It’s been a journey. [I have learned] to be brave and to listen to yourself and trust yourself but to know that, at the same time, you’re not always right, so listen to other people. Balance and compromise is a consistent thing I’m being taught. I’m also telling other people the same thing. It’s about practicing and preaching. But I think it always comes down to that, really. You can’t do this alone, but also, [you need to] trust yourself and have faith in yourself. It’s [a] constant cycle of forgetting that and remembering it again.
On Blue Weekend, your lyrics seemed bolder and more defiant than ever. You’ve also had things to say this year about the gender imbalance on U.K. festival lineups. Do you feel like you’ve been more outspoken this year than in others?
I actually think that I’m much less outspoken than I’ve ever been before. I don’t really feel the need to talk about things unless I can add something to this conversation at the moment. [I] will offer my support for things that need it, but I’m not very good at putting my thoughts into something coherent. I could never be a politician or anything. It’s a tough thing.
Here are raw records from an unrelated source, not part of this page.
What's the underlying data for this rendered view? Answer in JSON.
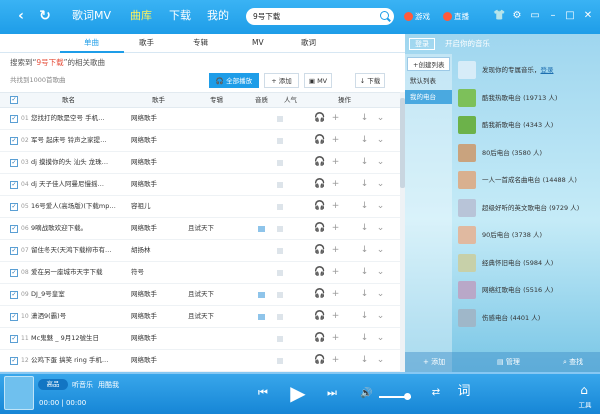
{
  "header": {
    "nav": [
      {
        "label": "歌词MV"
      },
      {
        "label": "曲库"
      },
      {
        "label": "下载"
      },
      {
        "label": "我的"
      }
    ],
    "search_value": "9号下载",
    "links": [
      {
        "label": "游戏"
      },
      {
        "label": "直播"
      }
    ]
  },
  "tabs": [
    "单曲",
    "歌手",
    "专辑",
    "MV",
    "歌词"
  ],
  "result": {
    "prefix": "搜索到“",
    "keyword": "9号下载",
    "suffix": "”的相关歌曲"
  },
  "total_text": "共找到1000首歌曲",
  "toolbar": {
    "play_all": "全部播放",
    "add": "添加",
    "mv": "MV",
    "download": "下载"
  },
  "columns": {
    "name": "歌名",
    "artist": "歌手",
    "album": "专辑",
    "quality": "音质",
    "popularity": "人气",
    "actions": "操作"
  },
  "songs": [
    {
      "num": "01",
      "name": "您找打的歌是空号 手机…",
      "artist": "网络歌手",
      "album": ""
    },
    {
      "num": "02",
      "name": "军号 起床号 铃声之家提…",
      "artist": "网络歌手",
      "album": ""
    },
    {
      "num": "03",
      "name": "dj 摸摸你的头 汕头 龙珠…",
      "artist": "网络歌手",
      "album": ""
    },
    {
      "num": "04",
      "name": "dj 天子佳人阿曼尼慢摇…",
      "artist": "网络歌手",
      "album": ""
    },
    {
      "num": "05",
      "name": "16号爱人(高场版)(下载mp…",
      "artist": "容祖儿",
      "album": ""
    },
    {
      "num": "06",
      "name": "9嘀战歌欢迎下载。",
      "artist": "网络歌手",
      "album": "且试天下"
    },
    {
      "num": "07",
      "name": "留住冬天(天鸿下载柳市有…",
      "artist": "胡扬林",
      "album": ""
    },
    {
      "num": "08",
      "name": "爱在另一座城市天宇下载",
      "artist": "符号",
      "album": ""
    },
    {
      "num": "09",
      "name": "DJ_9号皇室",
      "artist": "网络歌手",
      "album": "且试天下"
    },
    {
      "num": "10",
      "name": "潇洒9(霸)号",
      "artist": "网络歌手",
      "album": "且试天下"
    },
    {
      "num": "11",
      "name": "Mc鬼魅 _ 9月12號生日",
      "artist": "网络歌手",
      "album": ""
    },
    {
      "num": "12",
      "name": "公鸡下蛋 搞笑 ring 手机…",
      "artist": "网络歌手",
      "album": ""
    }
  ],
  "right": {
    "login": "登录",
    "unlock": "开启你的音乐",
    "create": "+创建列表",
    "menu": [
      "默认列表",
      "我的电台"
    ],
    "radios": [
      {
        "prefix": "发现你的专属音乐，",
        "link": "登录"
      },
      {
        "prefix": "酷我热歌电台 (19713 人)",
        "link": ""
      },
      {
        "prefix": "酷我新歌电台 (4343 人)",
        "link": ""
      },
      {
        "prefix": "80后电台 (3580 人)",
        "link": ""
      },
      {
        "prefix": "一人一首成名曲电台 (14488 人)",
        "link": ""
      },
      {
        "prefix": "超级好听的英文歌电台 (9729 人)",
        "link": ""
      },
      {
        "prefix": "90后电台 (3738 人)",
        "link": ""
      },
      {
        "prefix": "经典怀旧电台 (5984 人)",
        "link": ""
      },
      {
        "prefix": "网络红歌电台 (5516 人)",
        "link": ""
      },
      {
        "prefix": "伤感电台 (4401 人)",
        "link": ""
      }
    ],
    "bottom": {
      "add": "添加",
      "manage": "管理",
      "find": "查找"
    }
  },
  "player": {
    "quality": "高品",
    "listen": "听音乐",
    "brand": "用酷我",
    "time": "00:00 | 00:00",
    "lyric_btn": "词",
    "tools": "工具"
  }
}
If anything, I was [more outspoken] a few years ago because some things used to surprise me that people weren’t talking about, and then I feel like it’s a good thing to speak about what nobody else is speaking about. Then you can add something. I’m not afraid to if I feel like I have something to say, but [when you’re saying things] online, stuff gets weird when you’re stuck at home. You have to be careful with it. I don’t really see myself as an outspoken person at all, really.
If you could go back and talk to your 2020 self, what would you tell past Ellie to help her navigate the year?
I felt really blessed because my 2020 wasn’t fully bad, per se, but I didn’t lose my job, and I had something to focus on, which was building and creating and then releasing Blue Weekend. So, that was my savior. That said, I don’t have enough hindsight to look back and wonder if all my stresses were put on that. I don’t think I would change anything, but I’d tell myself to chill out a bit. Maybe say to myself, “Stop comparing what you’re doing to what other people are doing because you’ve just got to get through this, and everyone’s going to be doing [that] in different ways.”
Looking forward to the new year, what do you want your 2022 to look like?
I think I’d like to go to the places that we’ve neglected, whether that’s because of the pandemic or because they’re just not often on the touring circuit. I’d like to be more free in the way that I write music, not putting so much pressure on myself to make the best thing I can make, but rather make something with more emphasis on the process of making it more enjoyable for myself rather than extremely stressful. I’d like to collaborate with other people and experiment with the way in which I work and just have fun with things rather than thinking it always has to be so serious.
This interview appeared in issue 401 (the AP Yearbook), available here.